When two photographs of a teenage Megan are found at her boyfriend’s place in Snow Creek, she knows the killer is circling and ready to strike again.
Can she get to him before he finds her? And will she pay the ultimate price for trying to keep her terrifying past buried?
I didn’t know this was the third book in a series when I requested it from Netgalley, and for a while I was confused because it felt like the continuation of a series but the recaps were so many and detailed that it also felt like a standalone giving the character her backstory.
I got frustrated with the main character outright lying to everyone around her and withholding vital information in a murder case. I have to be honest and say I didn’t like her very much. She was very egocentric.
My favourite character was Ronnie without a doubt. She is smart and I look forward to her character and role development in future books. And I liked the small town setting.
The story was good and a page turner.
James Chiltern boards the 23:50 sleeper train from London to Edinburgh with two pork pies, six beers and a packet of chocolate digestives. At 23:55 he sends a message to all 158 people in his contacts, telling them that he plans to end his life in the morning. He then switches his phone to flight mode. He’s said goodbye. To him, it’s the end of his story – and time to crack open the biscuits.But across the world, 158 phones are lighting up with a notification. Phones belonging to his mum. His sister. His ex-best friend. The woman who broke his heart. People he’s lost touch with. People he barely knows.

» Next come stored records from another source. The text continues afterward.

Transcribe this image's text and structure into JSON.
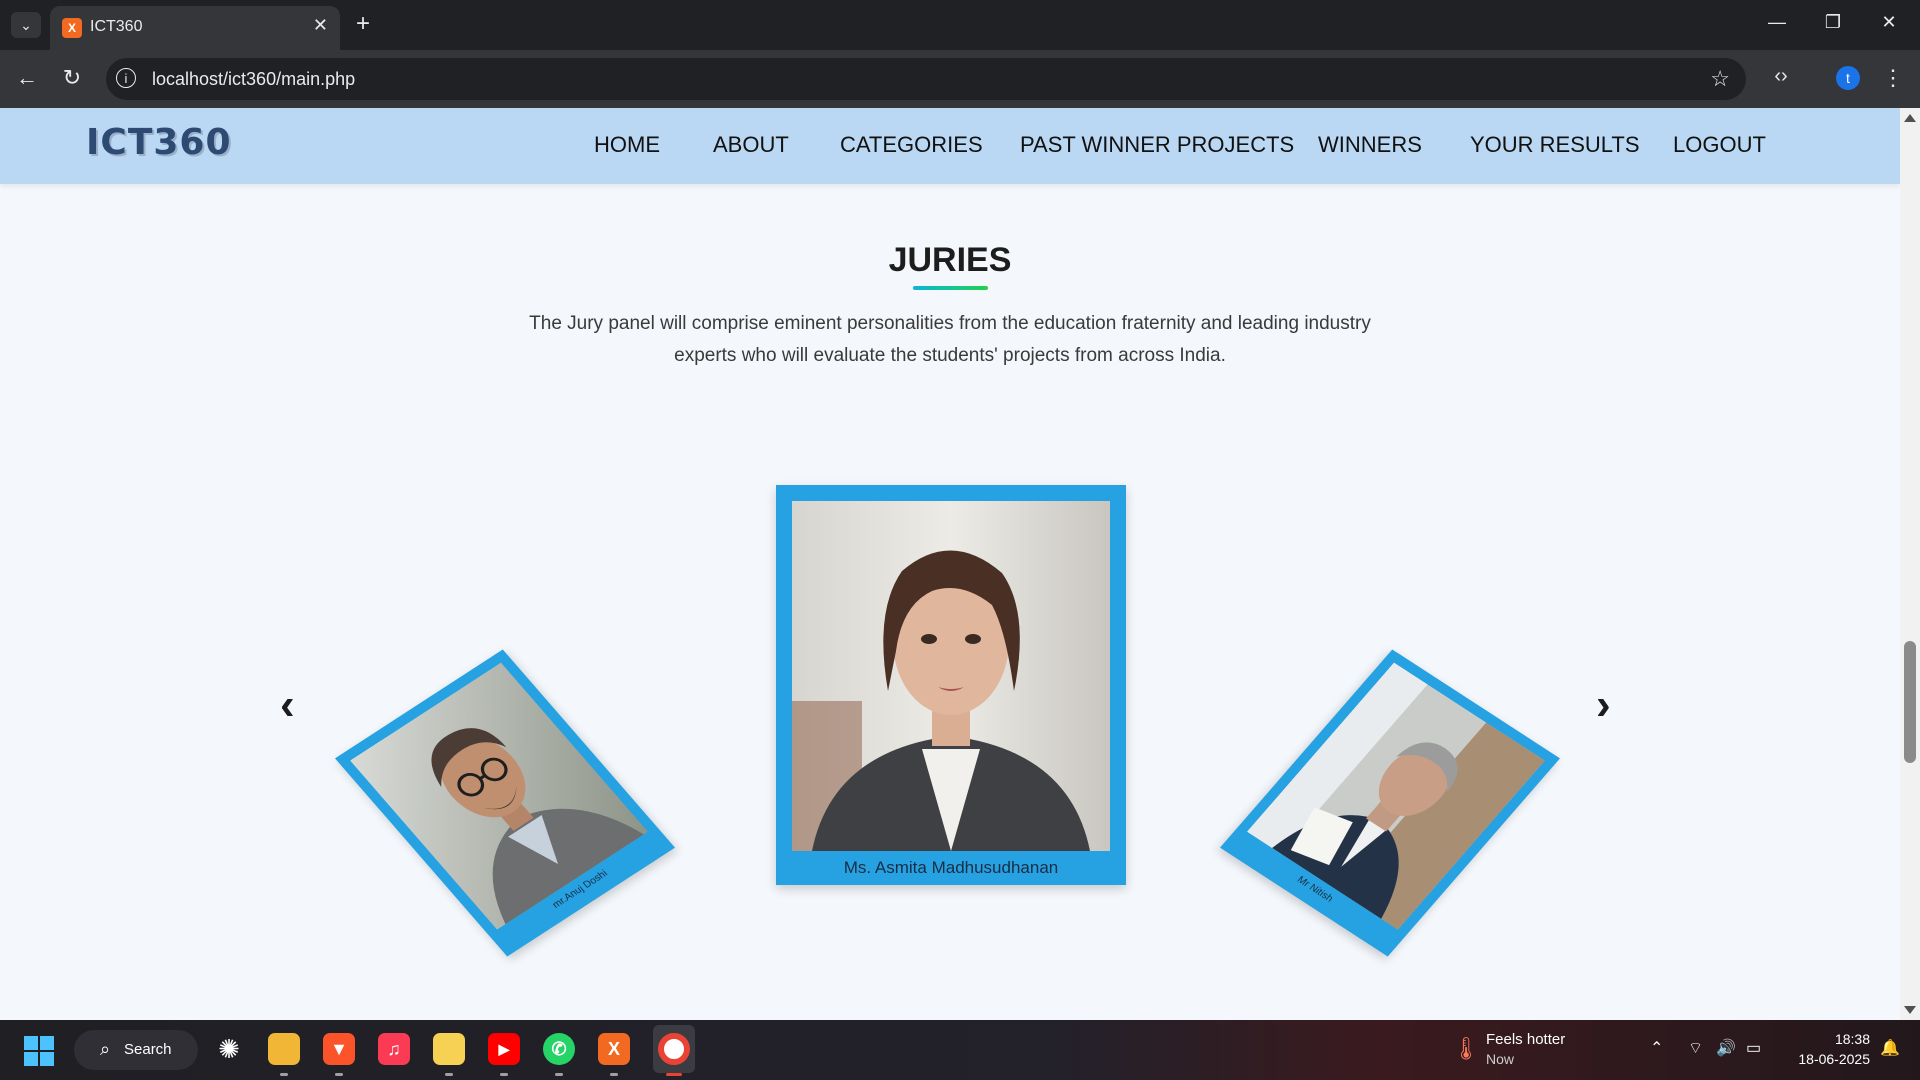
{
  "browser": {
    "tab_title": "ICT360",
    "favicon_label": "X",
    "url": "localhost/ict360/main.php",
    "profile_initial": "t"
  },
  "site": {
    "logo_text": "ICT360",
    "nav": [
      "HOME",
      "ABOUT",
      "CATEGORIES",
      "PAST WINNER PROJECTS",
      "WINNERS",
      "YOUR RESULTS",
      "LOGOUT"
    ]
  },
  "juries": {
    "title": "JURIES",
    "description": "The Jury panel will comprise eminent personalities from the education fraternity and leading industry experts who will evaluate the students' projects from across India.",
    "prev_arrow": "‹",
    "next_arrow": "›",
    "cards": {
      "left": {
        "name": "mr.Anuj Doshi"
      },
      "center": {
        "name": "Ms. Asmita Madhusudhanan"
      },
      "right": {
        "name": "Mr Nitish"
      }
    }
  },
  "taskbar": {
    "search_label": "Search",
    "weather_main": "Feels hotter",
    "weather_sub": "Now",
    "time": "18:38",
    "date": "18-06-2025"
  }
}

And for them, the message is only the beginning of the journey.
Funny and wise, tender and deeply moving, Contacts is a beautiful story about the weight of loneliness, the importance of kindness – and how it’s never too late to reach out.
This is a powerful cautionary tale. James has reached the end of his emotional endurance, feeling insignificant and shunned or forgotten by his friends and family. He decides to end his life and sets off on an overnight train journey to the place he has chosen to die. En route he sends a text message to the 158 contacts on his phone, and then switches it to flight mode so that he doesn’t have to deal with any responses.
From here the story is told from the points of view of his former best friend, his ex-girlfriend, his flatmate, his sister, and his mother as they reflect on their relationships with James and where they may have failed him or done better, interspersed with James reflecting back on the pivotal moments in his life that have brought him to this point. The chapter headers show the clock ticking toward 7.30 a.m. when the train will arrive at its destination, which enhances the sense of urgency.
I can honestly say there were elements to almost every point of view that I could relate to, and some hit close to home in this era of everyone being busy and how easy it is to lose touch with loved ones because we always assume there is more time. As a result I felt emotionally invested in the outcome and sat up to find out how it ended. Which is all I will say as I don’t want to give away the ending.
The afterword by the author sums it up well:
“‘Contacts’ is about the fact that, for all its dangers, the age of instant communication gives us what is basically a superpower … If only we choose to use it.”